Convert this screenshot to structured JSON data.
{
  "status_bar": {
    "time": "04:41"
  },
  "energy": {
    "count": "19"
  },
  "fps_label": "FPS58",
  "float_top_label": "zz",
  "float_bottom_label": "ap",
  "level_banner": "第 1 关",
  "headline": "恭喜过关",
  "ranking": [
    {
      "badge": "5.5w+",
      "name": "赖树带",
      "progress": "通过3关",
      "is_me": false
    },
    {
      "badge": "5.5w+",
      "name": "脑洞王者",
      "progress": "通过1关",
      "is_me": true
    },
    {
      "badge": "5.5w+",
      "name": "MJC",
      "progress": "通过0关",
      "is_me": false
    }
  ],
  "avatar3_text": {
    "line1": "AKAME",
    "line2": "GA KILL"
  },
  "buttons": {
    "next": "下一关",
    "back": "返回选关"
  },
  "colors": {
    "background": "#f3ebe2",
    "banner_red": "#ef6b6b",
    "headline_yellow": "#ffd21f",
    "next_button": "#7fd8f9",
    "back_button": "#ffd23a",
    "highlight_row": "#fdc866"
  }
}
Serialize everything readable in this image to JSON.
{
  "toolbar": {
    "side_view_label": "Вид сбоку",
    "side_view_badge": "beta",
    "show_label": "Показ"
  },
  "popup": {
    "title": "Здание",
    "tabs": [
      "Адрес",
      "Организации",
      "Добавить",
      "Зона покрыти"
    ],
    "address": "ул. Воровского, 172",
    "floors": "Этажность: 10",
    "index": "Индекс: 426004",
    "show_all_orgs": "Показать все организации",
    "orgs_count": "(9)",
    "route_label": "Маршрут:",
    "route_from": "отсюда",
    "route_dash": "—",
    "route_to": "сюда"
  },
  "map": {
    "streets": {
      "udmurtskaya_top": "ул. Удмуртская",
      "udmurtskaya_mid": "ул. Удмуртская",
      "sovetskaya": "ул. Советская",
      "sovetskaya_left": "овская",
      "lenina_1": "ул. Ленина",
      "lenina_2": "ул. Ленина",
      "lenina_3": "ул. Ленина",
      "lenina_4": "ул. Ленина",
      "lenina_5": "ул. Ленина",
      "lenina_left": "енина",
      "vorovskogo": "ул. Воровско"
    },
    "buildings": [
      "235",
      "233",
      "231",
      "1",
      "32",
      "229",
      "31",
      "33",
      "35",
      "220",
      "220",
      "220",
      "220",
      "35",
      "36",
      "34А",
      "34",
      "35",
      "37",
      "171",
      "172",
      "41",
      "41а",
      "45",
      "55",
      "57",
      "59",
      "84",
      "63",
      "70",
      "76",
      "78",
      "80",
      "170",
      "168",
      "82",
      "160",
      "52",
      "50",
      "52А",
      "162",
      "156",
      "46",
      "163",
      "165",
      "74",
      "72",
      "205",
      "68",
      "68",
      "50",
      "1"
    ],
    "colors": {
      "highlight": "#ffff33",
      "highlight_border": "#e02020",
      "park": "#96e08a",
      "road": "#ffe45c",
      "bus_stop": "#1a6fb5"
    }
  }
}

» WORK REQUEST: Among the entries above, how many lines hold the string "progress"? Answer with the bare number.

» RESULT BELOW: 3